Yet while Leadsom may have been able to twist the truth on her CV in the City, no amount of tampering will improve the agriculture-related side to her record: one barely exists. In fact, recent statements made on the subject have only added to her reputation for vacuous opinion: “It would make so much more sense if those with the big fields do the sheep, and those with the hill farms do the butterflies,” she told an audience assembled for a referendum debate. No matter the livelihoods of thousands of the UK’s hilltop sheep farmers, then? No need for butterflies outside of national parks?

Normally such a lack of experience is unsurprising. The department has gained a reputation as something of a ministerial backwater; a useful place to send problematic colleagues for some sobering time-out.

But these are not normal times.

As Brexit negotiations unfold, Defra will be central to establishing new, domestic policies for UK food and farming; sectors worth around £108bn to the economy and responsible for employing one in eight of the population.

In this context, Leadsom’s appointment seems, at best, a misguided attempt to make the architects of Brexit either live up to their promises or be seen to fail in the attempt.

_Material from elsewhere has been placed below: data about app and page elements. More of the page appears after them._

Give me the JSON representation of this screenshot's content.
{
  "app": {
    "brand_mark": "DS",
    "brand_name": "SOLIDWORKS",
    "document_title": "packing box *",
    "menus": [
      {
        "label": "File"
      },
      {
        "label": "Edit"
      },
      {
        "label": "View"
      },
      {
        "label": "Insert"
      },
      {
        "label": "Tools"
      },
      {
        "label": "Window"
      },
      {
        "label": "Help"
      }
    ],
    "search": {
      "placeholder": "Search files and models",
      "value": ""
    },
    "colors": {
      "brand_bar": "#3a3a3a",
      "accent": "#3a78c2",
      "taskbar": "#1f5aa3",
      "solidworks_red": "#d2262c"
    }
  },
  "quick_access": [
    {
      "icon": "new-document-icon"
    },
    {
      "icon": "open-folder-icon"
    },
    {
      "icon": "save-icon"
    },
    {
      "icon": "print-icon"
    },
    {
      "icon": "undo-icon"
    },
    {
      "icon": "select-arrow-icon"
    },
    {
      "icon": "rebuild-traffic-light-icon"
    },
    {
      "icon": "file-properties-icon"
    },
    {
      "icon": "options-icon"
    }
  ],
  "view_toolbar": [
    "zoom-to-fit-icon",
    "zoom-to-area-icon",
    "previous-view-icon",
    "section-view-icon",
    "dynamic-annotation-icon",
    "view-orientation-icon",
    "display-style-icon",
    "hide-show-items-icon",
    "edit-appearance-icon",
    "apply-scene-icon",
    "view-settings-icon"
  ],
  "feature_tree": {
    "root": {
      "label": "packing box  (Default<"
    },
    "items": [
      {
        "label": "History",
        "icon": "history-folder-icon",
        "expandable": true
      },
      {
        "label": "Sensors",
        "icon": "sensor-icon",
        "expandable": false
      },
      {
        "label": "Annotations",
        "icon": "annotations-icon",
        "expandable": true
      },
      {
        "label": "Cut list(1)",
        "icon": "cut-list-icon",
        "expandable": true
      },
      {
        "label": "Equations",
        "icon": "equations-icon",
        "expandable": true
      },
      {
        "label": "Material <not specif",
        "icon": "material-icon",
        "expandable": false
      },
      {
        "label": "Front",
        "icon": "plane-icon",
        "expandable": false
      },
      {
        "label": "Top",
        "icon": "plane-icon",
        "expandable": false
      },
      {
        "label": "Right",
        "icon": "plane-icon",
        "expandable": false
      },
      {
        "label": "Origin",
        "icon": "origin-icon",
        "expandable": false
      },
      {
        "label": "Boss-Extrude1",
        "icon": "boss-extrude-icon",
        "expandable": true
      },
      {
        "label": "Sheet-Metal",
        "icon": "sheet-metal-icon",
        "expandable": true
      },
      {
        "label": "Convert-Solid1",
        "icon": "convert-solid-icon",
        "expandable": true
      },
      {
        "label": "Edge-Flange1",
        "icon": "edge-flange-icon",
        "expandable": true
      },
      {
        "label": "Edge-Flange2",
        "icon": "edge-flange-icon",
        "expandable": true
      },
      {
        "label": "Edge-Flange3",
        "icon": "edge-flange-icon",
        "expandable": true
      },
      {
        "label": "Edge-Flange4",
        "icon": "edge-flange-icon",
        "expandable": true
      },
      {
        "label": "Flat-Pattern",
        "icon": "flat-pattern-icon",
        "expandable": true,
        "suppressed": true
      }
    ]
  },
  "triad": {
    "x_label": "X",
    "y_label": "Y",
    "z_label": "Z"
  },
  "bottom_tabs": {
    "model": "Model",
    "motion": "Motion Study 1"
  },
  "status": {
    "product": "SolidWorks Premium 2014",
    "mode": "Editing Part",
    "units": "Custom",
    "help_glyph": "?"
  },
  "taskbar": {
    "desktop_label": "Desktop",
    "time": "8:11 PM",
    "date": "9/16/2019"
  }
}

At worst, May might actually think she is a good fit for the job. Leadsom’s one, water-tight credential – her commitment to opposing restraints on industry – certainly has its upsides for a Prime Minister in need of an alternative to the EU’s Common Agricultural Policy (CAP); a policy responsible for around 40 per cent the entire EU budget.

Why not leave such a daunting task in the hands of someone with an instinct for “abolishing” subsidies  thus freeing up money to spend elsewhere?

As with most things to do with the EU, CAP has some major cons and some equally compelling pros. Take the fact that 80 per cent of CAP aid is paid out to the richest 25 per cent of farmers (most of whom are either landed gentry or vast, industrialised, mega-farmers). But then offset this against the provision of vital lifelines for some of the UK’s most conscientious, local and insecure of food producers.

The NFU told the New Statesman that there are many issues in need of urgent attention; from an improved Basic Payment Scheme, to guarantees for agri-environment funding, and a commitment to the 25-year TB eradication strategy. But that they also hope, above all, “that Mrs Leadsom will champion British food and farming. Our industry has a great story to tell”.

The construction of a new domestic agricultural policy is a once-in-a-generation opportunity for Britain to truly decide where its priorities for food and environment lie, as well as to which kind of farmers (as well as which countries) it wants to delegate their delivery.

In the context of so much uncertainty and such great opportunity, Leadsom has a tough job ahead of her. And no amount of “speaking as a mother” will change that.

India Bourke is the New Statesman's editorial assistant.